A lush, haunting, and gorgeously understated dark tale, The Passing – a lovely new Drama/Mystery out of Wales – became available on worldwide digital and VOD platforms as of Tuesday, June 13th thanks to Global Digital Releasing and XYZ Films.
In The Passing, young couple Iwan (Dyfan Dwyfor: The Baker 2007, Pride 2014) and Sara (Annes Elwy in her acting debut) are involved in a crash, their vehicle left to dangle on a precipice beside a swiftly flowing river somewhere in the Welsh mountains. A mysterious loner by the name of Stanley (Mark Lewis Jones: Child 44 2015, Game of Thrones series) seemingly materializes from the forest to rescue the pair and bring them to his solitary abode, a gorgeous stone farmhouse in the middle of nowhere.
As the couple recover slowly from their ordeal and became better acquainted with the darkly brooding Stanley, it becomes abundantly obvious that each individual here is haunted by their own demons and darkly twisted secrets.

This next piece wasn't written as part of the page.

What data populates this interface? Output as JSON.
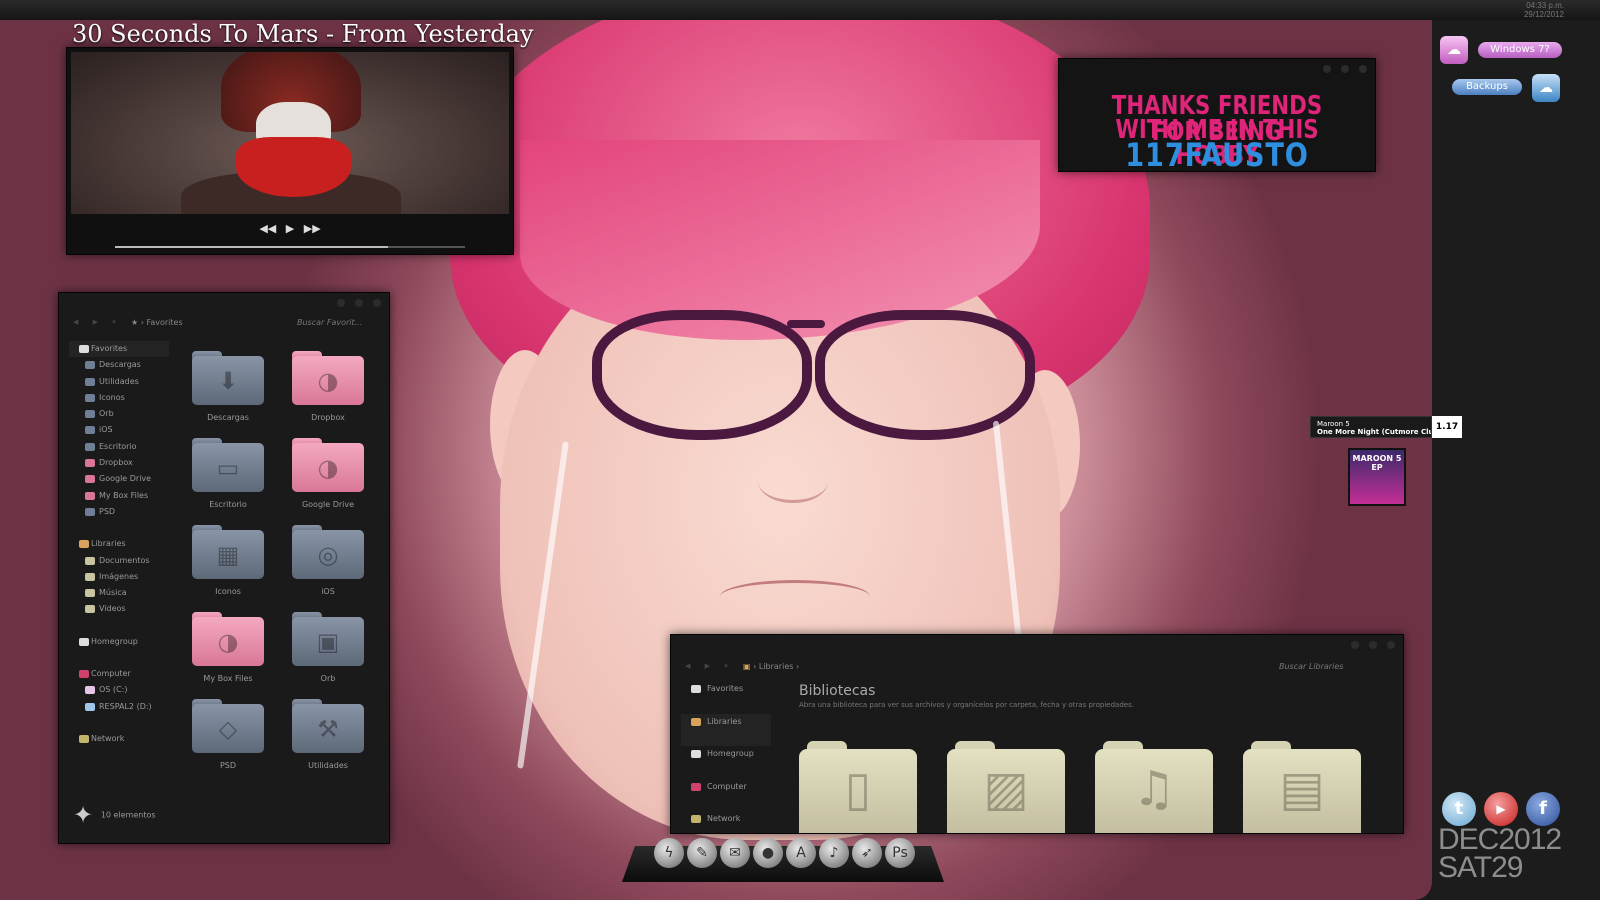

Shot in the beautiful Welsh countryside – yes, it is a film with subtitles – and clocking in at 89 minutes, the film was directed by Gareth Bryn in his feature-length directorial debut and written by Ed Talfan (Little Pudding TV Movie 2003, Hinterland series). It is no surprise that the film has already picked up a slew of awards for its cast and crew, including three 2016 BAFTA Cymru awards – Best Actor (Jones), Best Writer (Talfan), and Best Production Design (Tim Dickel) – as well as a Univercine Jury Award in the Nantes British Film Festival.
The Passing is a film that, as with many other European offerings, traffics in subtle nuances over superfluous dialogue and gaudy digital theatrics. Here is a film that sets a melancholic mood – aided in part by the marvelous score by Jeremy Holland-Smith – the perfect metaphoric mirror to the weather of its setting; creating a visual poetry that authors more of the tale than dialogue itself. In fact, within the first six minutes of this film, not a single word is spoken! It is, indeed, a film that does so much with so little, including its ensemble cast of just three individuals (although a fourth actor appears on-screen for a matter of seconds). With each word carrying a hefty weight, with each movement of the body writing its own chapter, the acting of Dwyfor, Elwy, and Jones had to be flawless to relate this macabre tale with such poignancy.
An intelligent and understated foray into the pitfalls of the mind, steeped in poetry and amassing a grand-scale of emotion, The Passing is a beautifully painted picture of the emotional depths of survival. It is equal parts haunting and stunning, sophisticated and macabre, and an absolute must see for anyone able to embrace art on film. For its beautifully artistic approach to storytelling and superb cast, CrypticRock give The Passing 5 of 5 stars.